NGB qualifications, which correspond to NVQ's Levels 1 to 4, are usually studied part time. No academic qualifications are required, except for golf. Trainee golf coaches must have four GCSE's (A*-C).
Relevant college/university courses include:
Degrees in coaching, sports science, sports studies, movement studies and physical education. Entry is usually with two A levels and five GCSE's (A*-C) usually including English and maths or equivalent qualifications.
A foundation degree in sport coaching (often with sport development). Entry requirements vary.
BTEC HNC/HND in leisure studies with a sports coaching option. Some include NGB awards. Students need one A level and four GCSE's (A*-C) or equivalent qualifications.
BTEC national certificate/diploma courses which can be studied part time or full time. Applicants need four or five GCSE's usually including English.
The Football Association also runs courses for women interested in coaching.
Apprenticeships and Advanced Apprenticeships provide structured training with an employer. As an apprentice you must be paid at least £95 per week; you may well be paid more. A recent survey found that the average wage for apprentices was £170 a week. Your pay will depend on the sector in which you work, your age, the area where you live and the stage at which you have arrived in the Apprenticeship.
Entry to Employment (e2e) can help to prepare those who are not yet ready for an Apprenticeship. In addition, Young Apprenticeships may be available for 14- to 16-year-olds. More information is available from a Connexions personal adviser or at www.apprenticeships.org.uk.
There are different arrangements for Apprenticeships in Scotland, Wales and Northern Ireland.
Coaches in professional sport are often ex-professional sports people who have gained coaching qualifications. Others have experience of helping out with sports clubs for young people and a keen interest in the game.
The UK Coaching Certificate (UKCC) gives coaches a nationally recognised qualification and also a progressive development pathway.
Sports Coach UK also offers personal development courses for coaches from all sports and at every level of experience, to help develop their knowledge and skills. These include:
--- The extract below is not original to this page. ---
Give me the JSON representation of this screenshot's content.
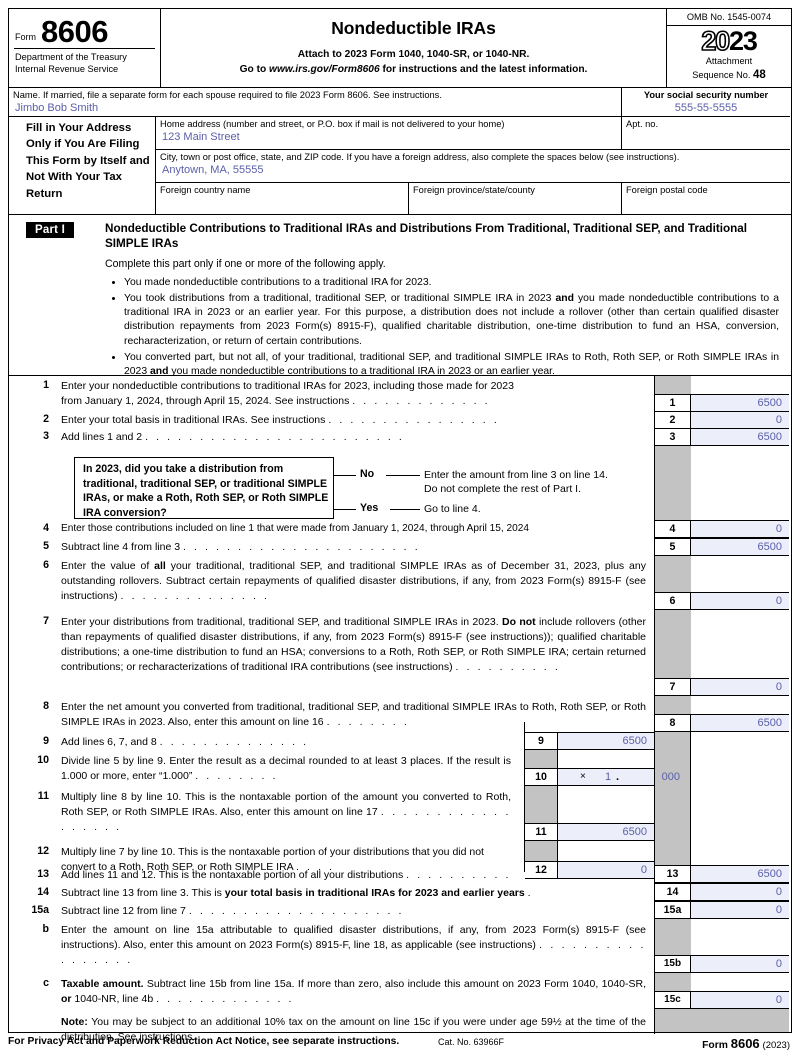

NVQ's are available in sport, recreation and allied occupations. Coaching, teaching and instructing at Levels 2 and 3 are awarded in the context of a specific sport/activity and age group in a growing number of activities.
Laboratory technicians carry out routine laboratory tests and perform a variety of technical support functions to help scientists, technologists and others with their work. They can work in research and development, scientific analysis and testing, education and manufacturing.
They are employed in a wide range of scientific fields which affect almost every aspect of our lives.
Sports coaches need:
Many coaches begin as local volunteers and build up a reputation, meeting sports development officers and representatives from National Governing Bodies (NGB's). Many are also self-employed.
Prospects usually depend on results, and the willingness of the coach to develop their own skills and diversify into offering additional services.
With the right experience and qualifications it may be possible to become a coach development officer. This role is designed to help County Sports Partnerships, local authorities and other bodies to develop the skills and qualifications of individual coaches whom they employ.
With experience, coaches may move into lecturing, sports development, management or administration. Football coaches can become scouts for professional teams.
Sport England, 3rd Floor,
Victoria House, Bloomsbury Square,
London WC1B 4SE
Tel: 020 7273 1551
SkillsActive, Castlewood House,
77-91 New Oxford Street, London WC1A 1PX
Tel: 020 7632 2000
Sports Coach UK, 114 Cardigan Road,
Headingley, Leeds LS6 3BJ
Tel: 0113 274 4802
Sports Leaders UK, Clyde House,
10 Milburn Avenue, Oldbrook,
Milton Keynes MK6 2WA
Tel: 01908 689180
40 Bernard Street, London WC1N 1ST
Tel: 020 7211 5100
Additional resources for job seekers and those already in a job.